So it would be easy to dismiss Channel 5’s latest documentary on the case as another exercise in gratuitous exploitation – but also unfair. The two-part documentary, which is airing over two consecutive nights, was in fact made with care and professionalism by ITN, making liberal use of the archive footage gathered at the time, intermingled with moving interviews with those involved – police officers, the killers’ solicitors, journalists and, most of all, members of the Bulger family. To this reviewer, at any rate, if James’s mother Denise Fergus feels well enough and justified enough to contribute, then the film is good enough to watch. As ever, she speaks with dignity and calm, and a sort of grim determination to do right by her little boy. She spoke about how the early press conferences, when all still thought her son might be alive, were ordeals, but were easier to get through because nothing else mattered – not the cameras, the press, the police, her crying – except to get her child back. 

We also hear for the first time from James’s brothers – Michael, born nine months after James perished, and his half brothers Thomas, 22, and Leon, 21. They were all born after James’s death, so they couldn’t be described as witnesses, but they certainly experienced the unending misery that Venables and Thompson sentenced the family to – their own life sentences, if you’ll pardon the cliche.
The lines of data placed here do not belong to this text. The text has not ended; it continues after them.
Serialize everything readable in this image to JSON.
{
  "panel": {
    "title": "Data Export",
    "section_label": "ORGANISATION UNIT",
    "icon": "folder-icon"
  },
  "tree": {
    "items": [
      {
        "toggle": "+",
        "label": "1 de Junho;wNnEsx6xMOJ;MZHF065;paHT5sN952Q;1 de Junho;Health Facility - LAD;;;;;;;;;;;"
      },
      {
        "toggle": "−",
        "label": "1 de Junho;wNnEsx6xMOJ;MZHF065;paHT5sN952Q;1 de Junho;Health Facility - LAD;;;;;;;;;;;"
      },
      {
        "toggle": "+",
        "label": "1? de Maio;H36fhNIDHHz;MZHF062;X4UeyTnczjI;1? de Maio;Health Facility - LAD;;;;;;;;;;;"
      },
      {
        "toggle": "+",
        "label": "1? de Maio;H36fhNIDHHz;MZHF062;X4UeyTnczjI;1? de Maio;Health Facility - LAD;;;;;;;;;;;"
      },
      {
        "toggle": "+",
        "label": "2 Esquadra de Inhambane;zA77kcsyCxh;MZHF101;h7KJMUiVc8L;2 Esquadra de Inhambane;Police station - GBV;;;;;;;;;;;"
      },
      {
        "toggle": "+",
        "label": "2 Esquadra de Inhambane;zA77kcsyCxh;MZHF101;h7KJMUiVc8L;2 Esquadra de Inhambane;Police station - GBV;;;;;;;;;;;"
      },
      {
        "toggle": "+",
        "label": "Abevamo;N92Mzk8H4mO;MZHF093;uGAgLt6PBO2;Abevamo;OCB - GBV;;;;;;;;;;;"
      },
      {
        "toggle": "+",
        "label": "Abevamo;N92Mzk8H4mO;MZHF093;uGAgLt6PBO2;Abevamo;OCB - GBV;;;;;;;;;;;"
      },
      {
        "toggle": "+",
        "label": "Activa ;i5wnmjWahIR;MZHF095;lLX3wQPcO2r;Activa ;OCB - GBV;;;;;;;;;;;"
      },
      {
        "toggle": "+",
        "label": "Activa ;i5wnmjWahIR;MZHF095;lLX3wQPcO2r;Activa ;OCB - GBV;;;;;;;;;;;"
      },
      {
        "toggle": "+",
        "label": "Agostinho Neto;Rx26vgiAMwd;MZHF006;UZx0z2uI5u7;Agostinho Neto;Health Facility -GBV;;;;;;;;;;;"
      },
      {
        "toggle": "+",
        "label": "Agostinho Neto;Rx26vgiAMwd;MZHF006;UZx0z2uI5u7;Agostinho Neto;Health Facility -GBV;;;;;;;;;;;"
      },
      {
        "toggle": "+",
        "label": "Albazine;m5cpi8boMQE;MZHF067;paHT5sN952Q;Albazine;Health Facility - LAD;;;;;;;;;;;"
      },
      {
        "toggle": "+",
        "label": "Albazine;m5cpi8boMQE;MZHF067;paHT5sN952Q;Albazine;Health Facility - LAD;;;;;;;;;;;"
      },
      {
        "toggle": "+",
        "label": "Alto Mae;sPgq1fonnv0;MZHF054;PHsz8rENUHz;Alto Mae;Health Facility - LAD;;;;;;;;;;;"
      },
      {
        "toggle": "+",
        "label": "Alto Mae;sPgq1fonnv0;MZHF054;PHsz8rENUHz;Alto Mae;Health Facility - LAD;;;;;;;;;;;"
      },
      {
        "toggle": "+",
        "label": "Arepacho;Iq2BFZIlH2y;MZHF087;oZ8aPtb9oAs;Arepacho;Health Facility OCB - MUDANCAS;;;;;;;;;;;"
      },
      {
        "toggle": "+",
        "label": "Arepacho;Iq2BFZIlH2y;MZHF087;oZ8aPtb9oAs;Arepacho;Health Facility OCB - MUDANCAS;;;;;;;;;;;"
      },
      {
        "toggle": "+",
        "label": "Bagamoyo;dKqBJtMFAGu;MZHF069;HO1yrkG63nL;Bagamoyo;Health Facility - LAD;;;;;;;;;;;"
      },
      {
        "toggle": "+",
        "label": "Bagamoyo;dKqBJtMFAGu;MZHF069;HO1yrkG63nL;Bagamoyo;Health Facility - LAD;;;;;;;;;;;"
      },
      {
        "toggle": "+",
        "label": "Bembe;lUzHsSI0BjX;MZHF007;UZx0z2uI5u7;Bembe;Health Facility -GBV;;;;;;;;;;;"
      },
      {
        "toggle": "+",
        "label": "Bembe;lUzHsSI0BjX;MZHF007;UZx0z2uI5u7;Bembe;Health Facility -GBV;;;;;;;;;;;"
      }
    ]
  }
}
It comes as no surprise that they set an empty chair around the table every Christmas Day and they love their lively, characterful little bro.

The filmmakers also capture well the sheer incomprehension that the police experienced as they tried to find James. He’d slipped away from his mum in the Bootle Strand shopping centre when she let go of his hand for a moment to get her purse. He was abducted and out of the mall in about 90 seconds, and tortured and dead within hours, his body left two miles away on a railway line where it was severed in two. When the police realised from the famous blurry CCTV images that he’d been taken by two older boys they were actually relieved that it was not some adult paedophile involved, and that he’d not simply wandered away and fallen into the nearby canal. When more shots emerged, with the boys walking next to a wall, it told the detectives that the abductors were shorter and thus even younger than they’d first assumed. 

Again, they were reassured that James would come to no permanent harm. Everyone thought they were “too young to hurt him”. Denise too was relieved, and she had “every hope” she’d soon get her son back. Instead, she too has been and will be tortured by Venables and Thompson for the rest of her life. 

Murders of children are rare, murders of children by other children are rarer still, and murderers bunking off primary school taking the life of a two-year-old so strange as to be inexplicable. Precisely why Venables and Thompson killed James Bulger on Friday 12 February 1993 will never be understood, in any sense of the term. Back then, no one knew why a couple of 10-year-olds could cause so much suffering. We still don’t.

Join our new commenting forum

Join thought-provoking conversations, follow other Independent readers and see their replies

View comments